Find the line that contains "Enumerate this screenshot's". Repeat that line and all lines following it, exactly, through the end of the listing below.

** Exercise materials follows **

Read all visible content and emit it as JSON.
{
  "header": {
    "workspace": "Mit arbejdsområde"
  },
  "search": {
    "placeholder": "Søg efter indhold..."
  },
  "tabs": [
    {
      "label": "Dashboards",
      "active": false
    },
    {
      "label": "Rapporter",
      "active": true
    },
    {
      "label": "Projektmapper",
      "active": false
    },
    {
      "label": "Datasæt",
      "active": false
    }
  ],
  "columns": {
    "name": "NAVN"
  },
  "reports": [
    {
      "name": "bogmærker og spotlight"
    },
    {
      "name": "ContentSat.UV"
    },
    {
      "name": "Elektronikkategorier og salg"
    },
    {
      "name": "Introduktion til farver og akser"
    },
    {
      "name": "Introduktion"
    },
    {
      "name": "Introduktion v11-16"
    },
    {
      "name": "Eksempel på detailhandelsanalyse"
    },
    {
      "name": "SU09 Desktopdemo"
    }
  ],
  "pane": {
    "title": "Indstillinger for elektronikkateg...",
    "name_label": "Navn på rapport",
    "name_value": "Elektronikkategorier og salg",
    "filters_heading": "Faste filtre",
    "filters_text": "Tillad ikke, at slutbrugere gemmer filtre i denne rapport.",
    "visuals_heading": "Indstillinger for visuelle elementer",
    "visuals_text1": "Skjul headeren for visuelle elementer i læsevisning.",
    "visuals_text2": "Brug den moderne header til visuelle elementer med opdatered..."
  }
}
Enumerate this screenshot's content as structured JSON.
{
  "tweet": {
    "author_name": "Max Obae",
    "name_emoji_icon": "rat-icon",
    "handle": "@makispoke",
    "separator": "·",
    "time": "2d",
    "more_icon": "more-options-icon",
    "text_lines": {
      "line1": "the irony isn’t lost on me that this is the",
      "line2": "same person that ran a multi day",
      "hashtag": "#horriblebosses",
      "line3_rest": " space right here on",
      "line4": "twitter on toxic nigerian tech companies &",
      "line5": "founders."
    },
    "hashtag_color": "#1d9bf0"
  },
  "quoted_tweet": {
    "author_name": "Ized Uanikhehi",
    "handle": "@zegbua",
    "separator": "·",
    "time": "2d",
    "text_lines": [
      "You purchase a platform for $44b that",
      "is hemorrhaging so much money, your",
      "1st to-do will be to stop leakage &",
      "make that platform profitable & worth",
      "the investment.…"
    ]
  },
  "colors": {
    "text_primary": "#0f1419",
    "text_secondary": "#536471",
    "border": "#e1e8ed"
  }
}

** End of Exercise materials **

* Response to the exercise *
Enumerate this screenshot's content as structured JSON.
{
  "tweet": {
    "author_name": "Max Obae",
    "name_emoji_icon": "rat-icon",
    "handle": "@makispoke",
    "separator": "·",
    "time": "2d",
    "more_icon": "more-options-icon",
    "text_lines": {
      "line1": "the irony isn’t lost on me that this is the",
      "line2": "same person that ran a multi day",
      "hashtag": "#horriblebosses",
      "line3_rest": " space right here on",
      "line4": "twitter on toxic nigerian tech companies &",
      "line5": "founders."
    },
    "hashtag_color": "#1d9bf0"
  },
  "quoted_tweet": {
    "author_name": "Ized Uanikhehi",
    "handle": "@zegbua",
    "separator": "·",
    "time": "2d",
    "text_lines": [
      "You purchase a platform for $44b that",
      "is hemorrhaging so much money, your",
      "1st to-do will be to stop leakage &",
      "make that platform profitable & worth",
      "the investment.…"
    ]
  },
  "colors": {
    "text_primary": "#0f1419",
    "text_secondary": "#536471",
    "border": "#e1e8ed"
  }
}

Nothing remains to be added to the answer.